WHAT THIS TASK INVOLVES:
Set down each record exactly as written.

=-=-=-=-=

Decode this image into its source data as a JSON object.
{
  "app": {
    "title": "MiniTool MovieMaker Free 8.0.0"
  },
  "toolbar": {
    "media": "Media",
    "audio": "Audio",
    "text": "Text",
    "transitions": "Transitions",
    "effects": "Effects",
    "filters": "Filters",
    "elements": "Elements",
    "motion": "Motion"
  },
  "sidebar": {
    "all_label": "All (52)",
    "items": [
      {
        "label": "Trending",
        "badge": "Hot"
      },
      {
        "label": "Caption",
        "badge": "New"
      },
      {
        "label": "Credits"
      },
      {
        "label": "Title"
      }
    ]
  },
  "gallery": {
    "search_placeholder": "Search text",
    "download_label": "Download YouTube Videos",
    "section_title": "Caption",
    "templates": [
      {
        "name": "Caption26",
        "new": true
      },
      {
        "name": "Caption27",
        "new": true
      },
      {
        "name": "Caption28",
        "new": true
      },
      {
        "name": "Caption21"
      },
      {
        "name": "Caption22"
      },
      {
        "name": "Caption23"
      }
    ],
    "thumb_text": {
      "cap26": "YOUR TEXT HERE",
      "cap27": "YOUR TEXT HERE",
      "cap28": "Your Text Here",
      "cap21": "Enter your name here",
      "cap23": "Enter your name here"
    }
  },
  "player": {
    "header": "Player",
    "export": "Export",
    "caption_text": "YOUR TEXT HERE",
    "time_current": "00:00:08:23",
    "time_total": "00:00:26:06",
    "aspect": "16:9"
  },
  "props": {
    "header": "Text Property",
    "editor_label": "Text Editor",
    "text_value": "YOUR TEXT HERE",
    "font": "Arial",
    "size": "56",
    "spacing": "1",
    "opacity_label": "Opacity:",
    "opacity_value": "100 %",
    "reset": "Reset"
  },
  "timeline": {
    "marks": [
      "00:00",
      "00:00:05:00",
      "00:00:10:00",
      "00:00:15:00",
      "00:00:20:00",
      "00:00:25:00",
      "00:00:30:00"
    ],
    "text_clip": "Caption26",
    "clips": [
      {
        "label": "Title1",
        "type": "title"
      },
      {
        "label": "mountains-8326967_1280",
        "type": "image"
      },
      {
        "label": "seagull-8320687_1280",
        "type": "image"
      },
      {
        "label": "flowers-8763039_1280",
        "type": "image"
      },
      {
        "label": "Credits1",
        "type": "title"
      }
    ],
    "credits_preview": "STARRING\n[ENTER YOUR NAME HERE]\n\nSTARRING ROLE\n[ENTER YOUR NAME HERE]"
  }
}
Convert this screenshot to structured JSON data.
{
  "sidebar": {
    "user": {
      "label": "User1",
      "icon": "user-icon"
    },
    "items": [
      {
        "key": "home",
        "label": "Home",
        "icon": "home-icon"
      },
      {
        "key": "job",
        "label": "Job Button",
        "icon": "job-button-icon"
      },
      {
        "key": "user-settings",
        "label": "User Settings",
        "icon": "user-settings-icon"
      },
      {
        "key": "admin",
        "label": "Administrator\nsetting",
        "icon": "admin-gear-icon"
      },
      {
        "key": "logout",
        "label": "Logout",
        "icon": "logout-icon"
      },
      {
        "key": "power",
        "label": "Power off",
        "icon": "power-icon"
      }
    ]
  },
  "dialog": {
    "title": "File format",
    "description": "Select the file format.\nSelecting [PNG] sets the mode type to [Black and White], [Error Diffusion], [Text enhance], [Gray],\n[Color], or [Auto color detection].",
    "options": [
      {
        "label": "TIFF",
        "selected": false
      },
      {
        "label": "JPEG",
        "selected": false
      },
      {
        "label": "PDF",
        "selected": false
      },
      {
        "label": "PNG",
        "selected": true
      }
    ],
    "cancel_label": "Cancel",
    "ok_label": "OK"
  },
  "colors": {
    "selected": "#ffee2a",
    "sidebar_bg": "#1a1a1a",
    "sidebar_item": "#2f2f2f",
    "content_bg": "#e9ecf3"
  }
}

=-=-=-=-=

OUTPUT:
Decode this image into its source data as a JSON object.
{
  "app": {
    "title": "MiniTool MovieMaker Free 8.0.0"
  },
  "toolbar": {
    "media": "Media",
    "audio": "Audio",
    "text": "Text",
    "transitions": "Transitions",
    "effects": "Effects",
    "filters": "Filters",
    "elements": "Elements",
    "motion": "Motion"
  },
  "sidebar": {
    "all_label": "All (52)",
    "items": [
      {
        "label": "Trending",
        "badge": "Hot"
      },
      {
        "label": "Caption",
        "badge": "New"
      },
      {
        "label": "Credits"
      },
      {
        "label": "Title"
      }
    ]
  },
  "gallery": {
    "search_placeholder": "Search text",
    "download_label": "Download YouTube Videos",
    "section_title": "Caption",
    "templates": [
      {
        "name": "Caption26",
        "new": true
      },
      {
        "name": "Caption27",
        "new": true
      },
      {
        "name": "Caption28",
        "new": true
      },
      {
        "name": "Caption21"
      },
      {
        "name": "Caption22"
      },
      {
        "name": "Caption23"
      }
    ],
    "thumb_text": {
      "cap26": "YOUR TEXT HERE",
      "cap27": "YOUR TEXT HERE",
      "cap28": "Your Text Here",
      "cap21": "Enter your name here",
      "cap23": "Enter your name here"
    }
  },
  "player": {
    "header": "Player",
    "export": "Export",
    "caption_text": "YOUR TEXT HERE",
    "time_current": "00:00:08:23",
    "time_total": "00:00:26:06",
    "aspect": "16:9"
  },
  "props": {
    "header": "Text Property",
    "editor_label": "Text Editor",
    "text_value": "YOUR TEXT HERE",
    "font": "Arial",
    "size": "56",
    "spacing": "1",
    "opacity_label": "Opacity:",
    "opacity_value": "100 %",
    "reset": "Reset"
  },
  "timeline": {
    "marks": [
      "00:00",
      "00:00:05:00",
      "00:00:10:00",
      "00:00:15:00",
      "00:00:20:00",
      "00:00:25:00",
      "00:00:30:00"
    ],
    "text_clip": "Caption26",
    "clips": [
      {
        "label": "Title1",
        "type": "title"
      },
      {
        "label": "mountains-8326967_1280",
        "type": "image"
      },
      {
        "label": "seagull-8320687_1280",
        "type": "image"
      },
      {
        "label": "flowers-8763039_1280",
        "type": "image"
      },
      {
        "label": "Credits1",
        "type": "title"
      }
    ],
    "credits_preview": "STARRING\n[ENTER YOUR NAME HERE]\n\nSTARRING ROLE\n[ENTER YOUR NAME HERE]"
  }
}
Convert this screenshot to structured JSON data.
{
  "sidebar": {
    "user": {
      "label": "User1",
      "icon": "user-icon"
    },
    "items": [
      {
        "key": "home",
        "label": "Home",
        "icon": "home-icon"
      },
      {
        "key": "job",
        "label": "Job Button",
        "icon": "job-button-icon"
      },
      {
        "key": "user-settings",
        "label": "User Settings",
        "icon": "user-settings-icon"
      },
      {
        "key": "admin",
        "label": "Administrator\nsetting",
        "icon": "admin-gear-icon"
      },
      {
        "key": "logout",
        "label": "Logout",
        "icon": "logout-icon"
      },
      {
        "key": "power",
        "label": "Power off",
        "icon": "power-icon"
      }
    ]
  },
  "dialog": {
    "title": "File format",
    "description": "Select the file format.\nSelecting [PNG] sets the mode type to [Black and White], [Error Diffusion], [Text enhance], [Gray],\n[Color], or [Auto color detection].",
    "options": [
      {
        "label": "TIFF",
        "selected": false
      },
      {
        "label": "JPEG",
        "selected": false
      },
      {
        "label": "PDF",
        "selected": false
      },
      {
        "label": "PNG",
        "selected": true
      }
    ],
    "cancel_label": "Cancel",
    "ok_label": "OK"
  },
  "colors": {
    "selected": "#ffee2a",
    "sidebar_bg": "#1a1a1a",
    "sidebar_item": "#2f2f2f",
    "content_bg": "#e9ecf3"
  }
}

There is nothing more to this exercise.